On the contrary, in Stephen Daldry’s The Hours, the theme of homosexuality is developed and portrayed in the form of the ten-year intimate relationship between Clarissa Vaughn and Sally Lester. Ten years is a long time for Clarissa and Sally to live together in the same apartment sharing everything that a husband and wife shares. Clarissa Vaughn in The Hour differs from Clarissa Dalloway in Mrs. Dalloway because she chose to not to be with Richard and ended up with Sally. Also, in the film The Hour, the interesting parts are the women in each era of the film shared a kiss with another woman. For example, Laura’s neighbor Kitty drops in to ask her if she can take care of Laura’s dog while Laura is in the hospital for a procedure. Kitty pretends to be cheerful; however, Laura feels Kitty’s fear and boldly kisses Kitty on the lips (Daldry, The Hour).
Both Stephen Daldry’s The Hours and Virginia Woolf’s Mrs. Dalloway present a unique way of constructing stories. The idea of developing the story depicts all its action in one single day, demonstrates the creative nature of both the author Virginia Woolf and the director Stephen Daldry. The story revolves on a single day, yet, they are able to deliver the significant message with the similarities in the theme of homosexuality to the reader as a novel and film, that could have considered different writing angles. Director Stephen Daldry has done a fantastic job of delivering Virginia Woolf’s Mrs. Dalloway into his own modern retelling, The Hours.
The Hours. Dir. Stephen Daldry. Paramount Pictures. 2002. Film
Woolf, Virginia. Mrs. Dalloway.

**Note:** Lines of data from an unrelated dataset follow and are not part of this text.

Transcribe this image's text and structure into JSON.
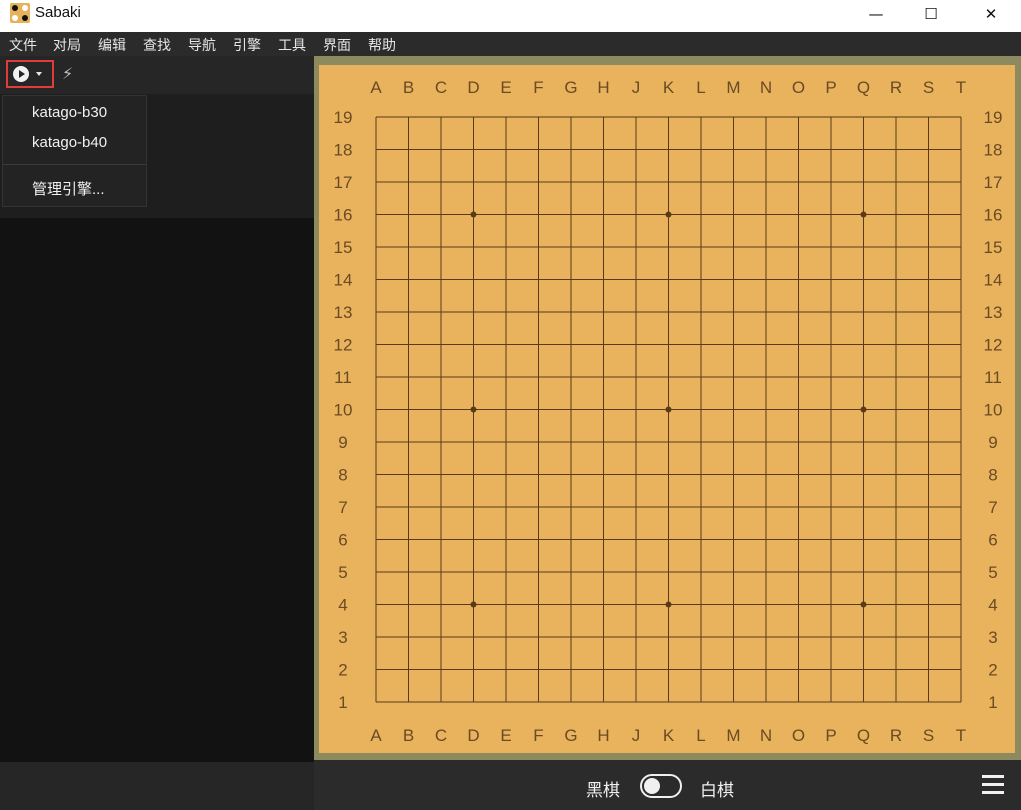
{
  "window": {
    "title": "Sabaki",
    "controls": {
      "minimize": "—",
      "maximize": "☐",
      "close": "✕"
    }
  },
  "menu": [
    "文件",
    "对局",
    "编辑",
    "查找",
    "导航",
    "引擎",
    "工具",
    "界面",
    "帮助"
  ],
  "toolbar": {
    "engine_button_icon": "play-circle-icon",
    "attach_icon": "lightning-icon"
  },
  "engine_dropdown": {
    "items": [
      "katago-b30",
      "katago-b40"
    ],
    "manage": "管理引擎..."
  },
  "board": {
    "columns": [
      "A",
      "B",
      "C",
      "D",
      "E",
      "F",
      "G",
      "H",
      "J",
      "K",
      "L",
      "M",
      "N",
      "O",
      "P",
      "Q",
      "R",
      "S",
      "T"
    ],
    "rows": [
      "19",
      "18",
      "17",
      "16",
      "15",
      "14",
      "13",
      "12",
      "11",
      "10",
      "9",
      "8",
      "7",
      "6",
      "5",
      "4",
      "3",
      "2",
      "1"
    ],
    "star_points": [
      "D16",
      "K16",
      "Q16",
      "D10",
      "K10",
      "Q10",
      "D4",
      "K4",
      "Q4"
    ]
  },
  "status_bar": {
    "black_label": "黑棋",
    "white_label": "白棋",
    "menu_icon": "hamburger-menu-icon"
  },
  "colors": {
    "board_wood": "#e8b35c",
    "grid_line": "#5a3a1a",
    "highlight": "#e23b3b"
  }
}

New York: Harcourt, Brace, 1925. Print.
Cite This Work
To export a reference to this article please select a referencing stye below:
Related ServicesView all
DMCA / Removal Request
If you are the original writer of this essay and no longer wish to have your work published on UKEssays.com then please: